Posted by Joanne
on June 27, 2016
” I don’t advocate pricing by time and materials, price is so much a part of the perceived value of art and that has to be taken into account. But if you decide to go that way you need to take into account all expenses and time.. You need to know how much it costs to pay someone $10 an hour.
FIRST: If you are figuring it takes me so long, at such a price per hour, and materials are this much, you are pricing the cost of manufacturing. So double that for the final price. (This is what you would give to a gallery etc to market, advertise and sell your work.) If you are doing this, you will need to get paid.
SECOND: Your overhead; studio rent, utilities, heat and ac , phone and internet. (Even if your studio is in your house, you will be spending money to light and heat and cool it when working there which you wouldn’t if you were out working somewhere else) and equipment depreciation.
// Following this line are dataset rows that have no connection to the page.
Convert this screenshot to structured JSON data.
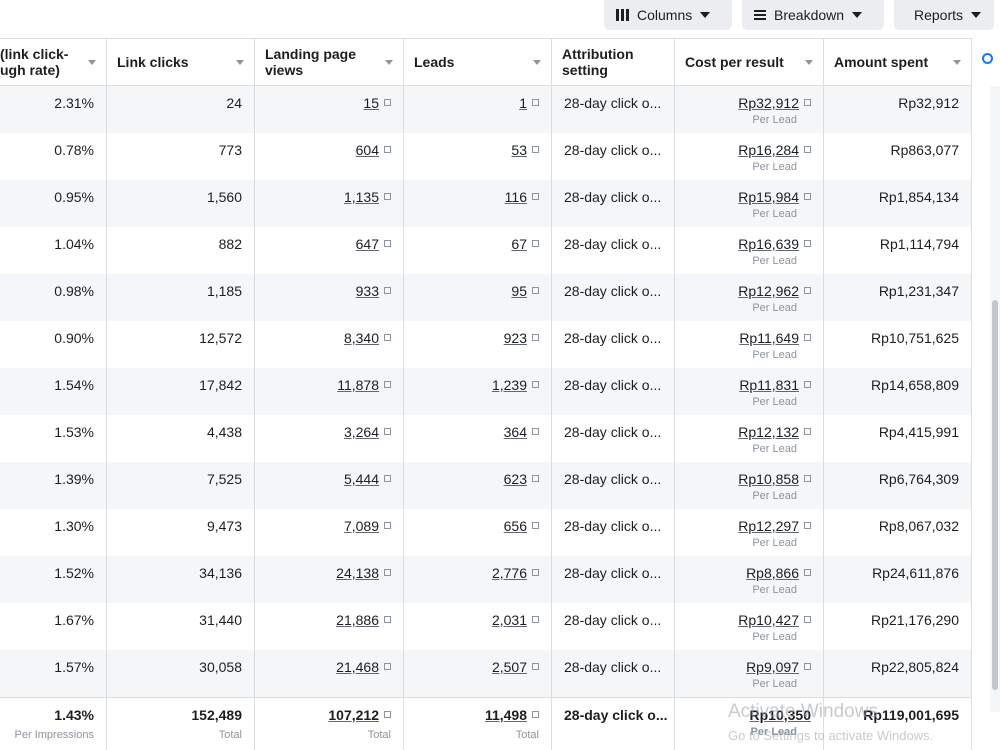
{
  "toolbar": {
    "columns_label": "Columns",
    "breakdown_label": "Breakdown",
    "reports_label": "Reports"
  },
  "table": {
    "headers": {
      "ctr": "(link click-\nugh rate)",
      "link_clicks": "Link clicks",
      "lpv": "Landing page views",
      "leads": "Leads",
      "attribution": "Attribution setting",
      "cost_per_result": "Cost per result",
      "amount_spent": "Amount spent"
    },
    "rows": [
      {
        "ctr": "2.31%",
        "link_clicks": "24",
        "lpv": "15",
        "leads": "1",
        "attribution": "28-day click o...",
        "cost": "Rp32,912",
        "cost_sub": "Per Lead",
        "spent": "Rp32,912"
      },
      {
        "ctr": "0.78%",
        "link_clicks": "773",
        "lpv": "604",
        "leads": "53",
        "attribution": "28-day click o...",
        "cost": "Rp16,284",
        "cost_sub": "Per Lead",
        "spent": "Rp863,077"
      },
      {
        "ctr": "0.95%",
        "link_clicks": "1,560",
        "lpv": "1,135",
        "leads": "116",
        "attribution": "28-day click o...",
        "cost": "Rp15,984",
        "cost_sub": "Per Lead",
        "spent": "Rp1,854,134"
      },
      {
        "ctr": "1.04%",
        "link_clicks": "882",
        "lpv": "647",
        "leads": "67",
        "attribution": "28-day click o...",
        "cost": "Rp16,639",
        "cost_sub": "Per Lead",
        "spent": "Rp1,114,794"
      },
      {
        "ctr": "0.98%",
        "link_clicks": "1,185",
        "lpv": "933",
        "leads": "95",
        "attribution": "28-day click o...",
        "cost": "Rp12,962",
        "cost_sub": "Per Lead",
        "spent": "Rp1,231,347"
      },
      {
        "ctr": "0.90%",
        "link_clicks": "12,572",
        "lpv": "8,340",
        "leads": "923",
        "attribution": "28-day click o...",
        "cost": "Rp11,649",
        "cost_sub": "Per Lead",
        "spent": "Rp10,751,625"
      },
      {
        "ctr": "1.54%",
        "link_clicks": "17,842",
        "lpv": "11,878",
        "leads": "1,239",
        "attribution": "28-day click o...",
        "cost": "Rp11,831",
        "cost_sub": "Per Lead",
        "spent": "Rp14,658,809"
      },
      {
        "ctr": "1.53%",
        "link_clicks": "4,438",
        "lpv": "3,264",
        "leads": "364",
        "attribution": "28-day click o...",
        "cost": "Rp12,132",
        "cost_sub": "Per Lead",
        "spent": "Rp4,415,991"
      },
      {
        "ctr": "1.39%",
        "link_clicks": "7,525",
        "lpv": "5,444",
        "leads": "623",
        "attribution": "28-day click o...",
        "cost": "Rp10,858",
        "cost_sub": "Per Lead",
        "spent": "Rp6,764,309"
      },
      {
        "ctr": "1.30%",
        "link_clicks": "9,473",
        "lpv": "7,089",
        "leads": "656",
        "attribution": "28-day click o...",
        "cost": "Rp12,297",
        "cost_sub": "Per Lead",
        "spent": "Rp8,067,032"
      },
      {
        "ctr": "1.52%",
        "link_clicks": "34,136",
        "lpv": "24,138",
        "leads": "2,776",
        "attribution": "28-day click o...",
        "cost": "Rp8,866",
        "cost_sub": "Per Lead",
        "spent": "Rp24,611,876"
      },
      {
        "ctr": "1.67%",
        "link_clicks": "31,440",
        "lpv": "21,886",
        "leads": "2,031",
        "attribution": "28-day click o...",
        "cost": "Rp10,427",
        "cost_sub": "Per Lead",
        "spent": "Rp21,176,290"
      },
      {
        "ctr": "1.57%",
        "link_clicks": "30,058",
        "lpv": "21,468",
        "leads": "2,507",
        "attribution": "28-day click o...",
        "cost": "Rp9,097",
        "cost_sub": "Per Lead",
        "spent": "Rp22,805,824"
      }
    ],
    "totals": {
      "ctr": "1.43%",
      "ctr_sub": "Per Impressions",
      "link_clicks": "152,489",
      "link_clicks_sub": "Total",
      "lpv": "107,212",
      "lpv_sub": "Total",
      "leads": "11,498",
      "leads_sub": "Total",
      "attribution": "28-day click o...",
      "cost": "Rp10,350",
      "cost_sub": "Per Lead",
      "spent": "Rp119,001,695"
    }
  },
  "watermark": {
    "line1": "Activate Windows",
    "line2": "Go to Settings to activate Windows."
  }
}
You will have to replace that computer, those brushes, upgrade software , vehicle, cost of use and insurance etc. Insurance, health insurance. (No one has offered me free insurance yet). PO Box rent. the list goes on. Paper for the printer, postage and envelopes.
THIRD: Time, how much time is spent working but not creating, bookwork, research, picking up supplies. Delivering work. If you are doing commissions, you can include meeting the client under marketing markup, but time photographing clients, sorting photos, time spent cleaning your studio. Janitors get paid too. Answering phone calls. etc etc.
FOURTH: Downtime: Don’t forget the days that you get sick or can’t work…You need to bring in enough when you are working to cover when you can’t……..
So 10 hours at the easel with a twenty five dollar canvas and ten dollars of paint doesn’t add up to the price of creating your piece of artwork.”
Steve’s summarization takes in all the factors of coming up with a “real” price for what you create. Don’t randomly paste a price on your artwork based on vague factors such as “5 hours of time and $8.00 worth of canvas and paint” or “$3.00 per square inch should do it.” Proudly acknowledge to yourself TWO things when you establish a due diligence price for your artwork.
You and your art are worth every dollar of the price you establish!
Apologies, I forgot the source. I just got this from the web. It struck me because it somehow encapsulates my pricing philosophy. My pieces have very competitive prices. I keep the costs low while at the same time without sacrificing on quality.
So, browse around here and in our Facebook account. You might find something to your liking AND at a price you can afford 🙂